Every once in a while, there's news which reminds us that we're living in the age of accelerating change. This is one of those times:
A new project has been announced in which scientists at the Universities of Sheffield and Sussex are hoping to create the first accurate computer simulation of a honey bee brain — and then upload it into an autonomous flying robot.
This is obviously a huge win for science — but it could also save the world. The researchers hope a robotic insect could supplement or replace the shrinking population of honey bees that pollinate essential plant life.
Powerful and affordable
Now, while this might sound like some kind of outlandish futurist joke, there are some serious players — and money — involved. Called the "Green Brain Project," it was recently given £1 million (USD $1,614,700) by the Engineering and Physical Sciences Research Council (EPSRC), as well as hardware donations from the NVIDIA corporation.
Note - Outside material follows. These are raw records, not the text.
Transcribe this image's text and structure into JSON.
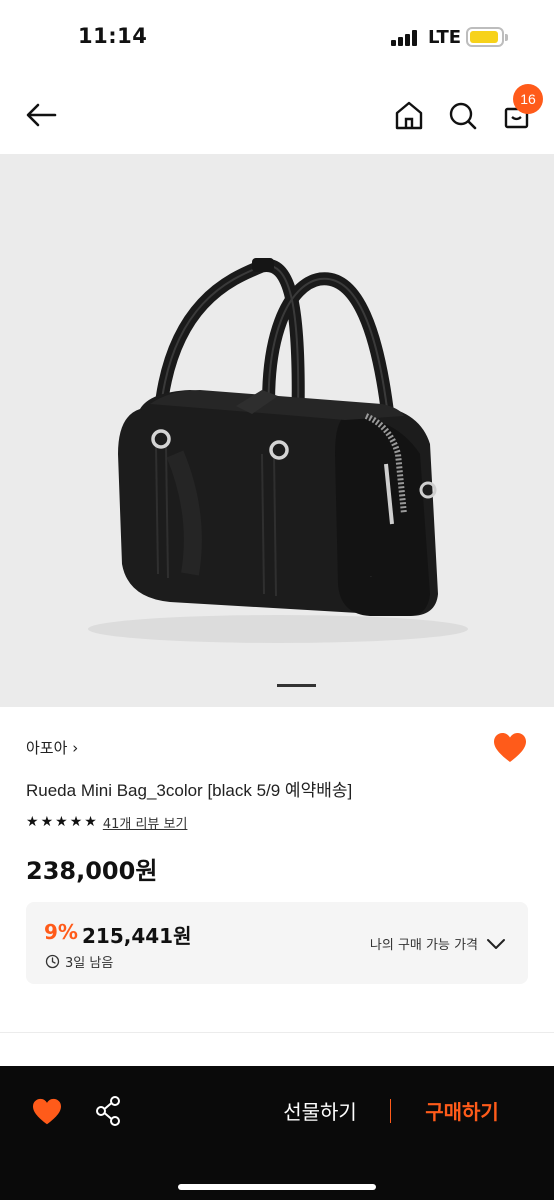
{
  "status_bar": {
    "time": "11:14",
    "network": "LTE"
  },
  "header": {
    "cart_count": "16"
  },
  "product": {
    "brand": "아포아",
    "brand_chevron": "›",
    "name": "Rueda Mini Bag_3color [black 5/9 예약배송]",
    "rating_stars": 5,
    "review_link": "41개 리뷰 보기",
    "price": "238,000원",
    "image_page": {
      "current": 1
    }
  },
  "benefit": {
    "discount_rate": "9%",
    "discounted_price": "215,441원",
    "time_left": "3일 남음",
    "my_price_label": "나의 구매 가능 가격"
  },
  "bottom_bar": {
    "gift_label": "선물하기",
    "buy_label": "구매하기"
  },
  "colors": {
    "accent": "#ff5b1a",
    "bottom_bar_bg": "#0a0a0a",
    "image_bg": "#ebebeb",
    "battery": "#f7d21a"
  },
  "icons": {
    "back": "arrow-left-icon",
    "home": "home-icon",
    "search": "search-icon",
    "cart": "shopping-bag-icon",
    "wish": "heart-icon",
    "share": "share-icon",
    "clock": "clock-icon",
    "chevron": "chevron-down-icon"
  }
}
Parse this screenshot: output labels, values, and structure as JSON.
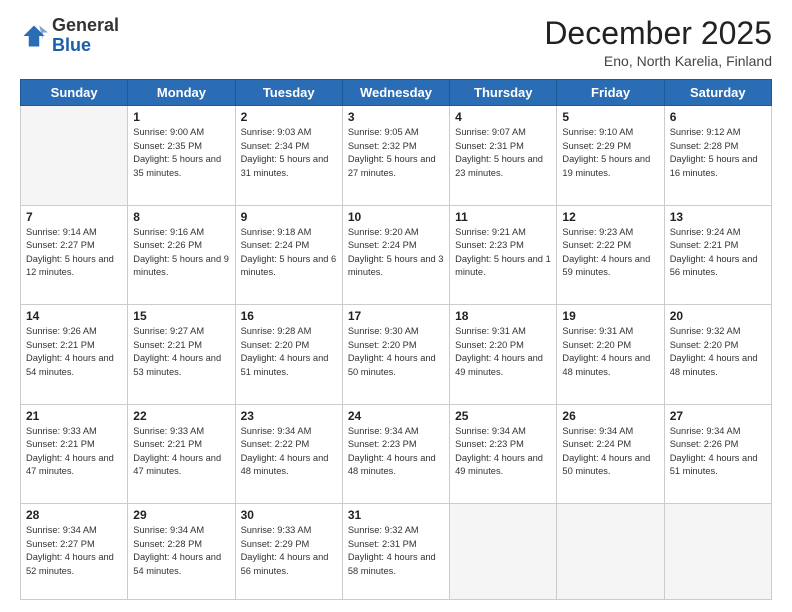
{
  "header": {
    "logo_general": "General",
    "logo_blue": "Blue",
    "title": "December 2025",
    "subtitle": "Eno, North Karelia, Finland"
  },
  "days_of_week": [
    "Sunday",
    "Monday",
    "Tuesday",
    "Wednesday",
    "Thursday",
    "Friday",
    "Saturday"
  ],
  "weeks": [
    [
      {
        "day": "",
        "info": ""
      },
      {
        "day": "1",
        "info": "Sunrise: 9:00 AM\nSunset: 2:35 PM\nDaylight: 5 hours\nand 35 minutes."
      },
      {
        "day": "2",
        "info": "Sunrise: 9:03 AM\nSunset: 2:34 PM\nDaylight: 5 hours\nand 31 minutes."
      },
      {
        "day": "3",
        "info": "Sunrise: 9:05 AM\nSunset: 2:32 PM\nDaylight: 5 hours\nand 27 minutes."
      },
      {
        "day": "4",
        "info": "Sunrise: 9:07 AM\nSunset: 2:31 PM\nDaylight: 5 hours\nand 23 minutes."
      },
      {
        "day": "5",
        "info": "Sunrise: 9:10 AM\nSunset: 2:29 PM\nDaylight: 5 hours\nand 19 minutes."
      },
      {
        "day": "6",
        "info": "Sunrise: 9:12 AM\nSunset: 2:28 PM\nDaylight: 5 hours\nand 16 minutes."
      }
    ],
    [
      {
        "day": "7",
        "info": "Sunrise: 9:14 AM\nSunset: 2:27 PM\nDaylight: 5 hours\nand 12 minutes."
      },
      {
        "day": "8",
        "info": "Sunrise: 9:16 AM\nSunset: 2:26 PM\nDaylight: 5 hours\nand 9 minutes."
      },
      {
        "day": "9",
        "info": "Sunrise: 9:18 AM\nSunset: 2:24 PM\nDaylight: 5 hours\nand 6 minutes."
      },
      {
        "day": "10",
        "info": "Sunrise: 9:20 AM\nSunset: 2:24 PM\nDaylight: 5 hours\nand 3 minutes."
      },
      {
        "day": "11",
        "info": "Sunrise: 9:21 AM\nSunset: 2:23 PM\nDaylight: 5 hours\nand 1 minute."
      },
      {
        "day": "12",
        "info": "Sunrise: 9:23 AM\nSunset: 2:22 PM\nDaylight: 4 hours\nand 59 minutes."
      },
      {
        "day": "13",
        "info": "Sunrise: 9:24 AM\nSunset: 2:21 PM\nDaylight: 4 hours\nand 56 minutes."
      }
    ],
    [
      {
        "day": "14",
        "info": "Sunrise: 9:26 AM\nSunset: 2:21 PM\nDaylight: 4 hours\nand 54 minutes."
      },
      {
        "day": "15",
        "info": "Sunrise: 9:27 AM\nSunset: 2:21 PM\nDaylight: 4 hours\nand 53 minutes."
      },
      {
        "day": "16",
        "info": "Sunrise: 9:28 AM\nSunset: 2:20 PM\nDaylight: 4 hours\nand 51 minutes."
      },
      {
        "day": "17",
        "info": "Sunrise: 9:30 AM\nSunset: 2:20 PM\nDaylight: 4 hours\nand 50 minutes."
      },
      {
        "day": "18",
        "info": "Sunrise: 9:31 AM\nSunset: 2:20 PM\nDaylight: 4 hours\nand 49 minutes."
      },
      {
        "day": "19",
        "info": "Sunrise: 9:31 AM\nSunset: 2:20 PM\nDaylight: 4 hours\nand 48 minutes."
      },
      {
        "day": "20",
        "info": "Sunrise: 9:32 AM\nSunset: 2:20 PM\nDaylight: 4 hours\nand 48 minutes."
      }
    ],
    [
      {
        "day": "21",
        "info": "Sunrise: 9:33 AM\nSunset: 2:21 PM\nDaylight: 4 hours\nand 47 minutes."
      },
      {
        "day": "22",
        "info": "Sunrise: 9:33 AM\nSunset: 2:21 PM\nDaylight: 4 hours\nand 47 minutes."
      },
      {
        "day": "23",
        "info": "Sunrise: 9:34 AM\nSunset: 2:22 PM\nDaylight: 4 hours\nand 48 minutes."
      },
      {
        "day": "24",
        "info": "Sunrise: 9:34 AM\nSunset: 2:23 PM\nDaylight: 4 hours\nand 48 minutes."
      },
      {
        "day": "25",
        "info": "Sunrise: 9:34 AM\nSunset: 2:23 PM\nDaylight: 4 hours\nand 49 minutes."
      },
      {
        "day": "26",
        "info": "Sunrise: 9:34 AM\nSunset: 2:24 PM\nDaylight: 4 hours\nand 50 minutes."
      },
      {
        "day": "27",
        "info": "Sunrise: 9:34 AM\nSunset: 2:26 PM\nDaylight: 4 hours\nand 51 minutes."
      }
    ],
    [
      {
        "day": "28",
        "info": "Sunrise: 9:34 AM\nSunset: 2:27 PM\nDaylight: 4 hours\nand 52 minutes."
      },
      {
        "day": "29",
        "info": "Sunrise: 9:34 AM\nSunset: 2:28 PM\nDaylight: 4 hours\nand 54 minutes."
      },
      {
        "day": "30",
        "info": "Sunrise: 9:33 AM\nSunset: 2:29 PM\nDaylight: 4 hours\nand 56 minutes."
      },
      {
        "day": "31",
        "info": "Sunrise: 9:32 AM\nSunset: 2:31 PM\nDaylight: 4 hours\nand 58 minutes."
      },
      {
        "day": "",
        "info": ""
      },
      {
        "day": "",
        "info": ""
      },
      {
        "day": "",
        "info": ""
      }
    ]
  ]
}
Specifically, NVIDIA will provide them with high-performance graphical processing units called GPU accelerators. This will allow the researchers to simulate aspects of a honey bee's brain by using massively paralleled desktop PCs. While this will certainly work to promote the NVIDIA brand, it will also allow the researchers to conduct their project inexpensively (supercomputer clusters aren't cheap).
And indeed, the researchers are going to need all the computational power they can get; it may appear that insects have simple minds — but their brains can be extremely complex.